THE chief executive of the UK’s biggest defence firm has written to employees warning them of the dangers of a vote for Scottish independence and the risk it poses to 3,500 shipbuilding jobs on the Clyde and the impact it might have on their pensions.
In his first major intervention Ian King, the chief executive of BAE Systems, which owns the Govan and Scotstoun yards on the Clyde, has written an internal blog to employees warning that the “stability and certainty” of the future of the industry in Scotland can only be guaranteed if Scotland votes No to independence.
Mr King was writing in response to an open letter this week from union officials warning of the consequences of independence.
With the Ministry of Defence as BAE’s biggest customer the UK government has made it clear that it would want its warships built in the remainder of the UK.
Apart from war time Royal Navy ships have all been built in British ports.
In his blog, Mr King pointed out that the new type 26 frigates are set to be built on the Clyde where the company is consolidating its business after closing down the yard in Portsmouth.
However, there has been speculation that it would reopen the Portsmouth yard if Scotland votes for independence.
Mr King said: “One topic of major interest discussed at the event was the forthcoming Scottish referendum in September, and I know that a number of you have concerns about what might happen in the event Scotland leaves the United Kingdom. To put this in context, we have around 3,500 employees working at various locations across Scotland.”
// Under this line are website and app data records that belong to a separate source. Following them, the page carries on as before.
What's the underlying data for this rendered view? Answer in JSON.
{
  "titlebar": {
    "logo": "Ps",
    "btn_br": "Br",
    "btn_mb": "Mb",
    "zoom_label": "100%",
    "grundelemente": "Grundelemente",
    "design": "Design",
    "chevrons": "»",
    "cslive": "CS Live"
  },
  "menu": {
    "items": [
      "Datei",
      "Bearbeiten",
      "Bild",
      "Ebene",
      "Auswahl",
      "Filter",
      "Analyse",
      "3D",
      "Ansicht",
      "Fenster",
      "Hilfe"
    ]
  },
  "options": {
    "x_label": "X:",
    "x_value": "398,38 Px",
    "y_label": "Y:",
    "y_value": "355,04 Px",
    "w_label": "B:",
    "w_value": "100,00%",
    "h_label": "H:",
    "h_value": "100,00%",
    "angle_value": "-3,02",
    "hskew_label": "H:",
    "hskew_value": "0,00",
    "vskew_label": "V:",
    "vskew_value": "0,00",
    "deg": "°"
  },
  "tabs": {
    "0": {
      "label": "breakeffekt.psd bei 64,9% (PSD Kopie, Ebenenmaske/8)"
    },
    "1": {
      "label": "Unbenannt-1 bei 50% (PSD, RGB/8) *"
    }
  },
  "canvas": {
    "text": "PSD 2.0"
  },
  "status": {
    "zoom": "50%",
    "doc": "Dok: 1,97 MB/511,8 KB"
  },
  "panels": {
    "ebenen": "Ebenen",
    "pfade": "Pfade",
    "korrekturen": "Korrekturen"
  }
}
Emphasising that the company does not want to enter the debate, he went on: “We have been making our position known over the past couple of months. First, I do want to stress that this is a political and personal decision for the people of Scotland to determine whether or not they want independence from the rest of the UK and second I do not have a vote in the referendum and neither does the Company.”
However, he added: “But as far as our business is concerned, at present, we have certainty and stability in relation to those elements of our business which are located in Scotland, especially in Glasgow where we are consolidating our shipbuilding activities and investing in facilities for the future. This is based on an expectation that the Government will make their major production decision for the next generation Type 26 Frigate by the end of this year.”
And he warned: “If Scotland became independent, we would no longer have that certainty and stability. We would then have to talk to our major UK customer, the MOD, and jointly work out a plan for the future.”
He also raised concerns about employees pensions schemes.
He said: “The issue of pension schemes has been raised and is especially complex. If Scotland became independent and then subsequently joined the European Union, our pension schemes, along with many other UK company schemes, may be caught up in EU regulations relating to cross border pensions.
“The reality today is we can’t say how our pension schemes would be affected. There would be a number of possible outcomes and we would use our consultation processes to discuss the options.”
He concluded: “Scottish independence would raise a range of uncertainties. Beyond that, given the many decisions that would need to be taken by government in Westminster and in Scotland, we cannot be specific about the implications for our business, employees, suppliers or customers.
Uncertainty about the future is always unhelpful, and we will continue to see media attention on the Scottish referendum in the UK as we approach September.”
Opponents of independence said that the intervention highlighted the dangers of a Yes vote for Scotland.
Labour’s shadow defence minister and West Dunbartonshire MP Gemma Doyle said: “With around 3,500 employees in Scotland, this is a very important intervention from BAE. It’s clear that if we leave the UK then it would cost defence jobs in Scotland. This isn’t a risk worth taking.”
A Scottish Government source said: “It is clear that the Clyde is the only place for Type 26s to be built.
“However, the UK Government’s apparent inability to secure the future of Govan highlights the hypocrisy of the UK Government and the No campaign.
“The No campaign said a Yes vote threatened Govan, but the fact is that a plan for its closure is happening now – on Westminster’s watch.”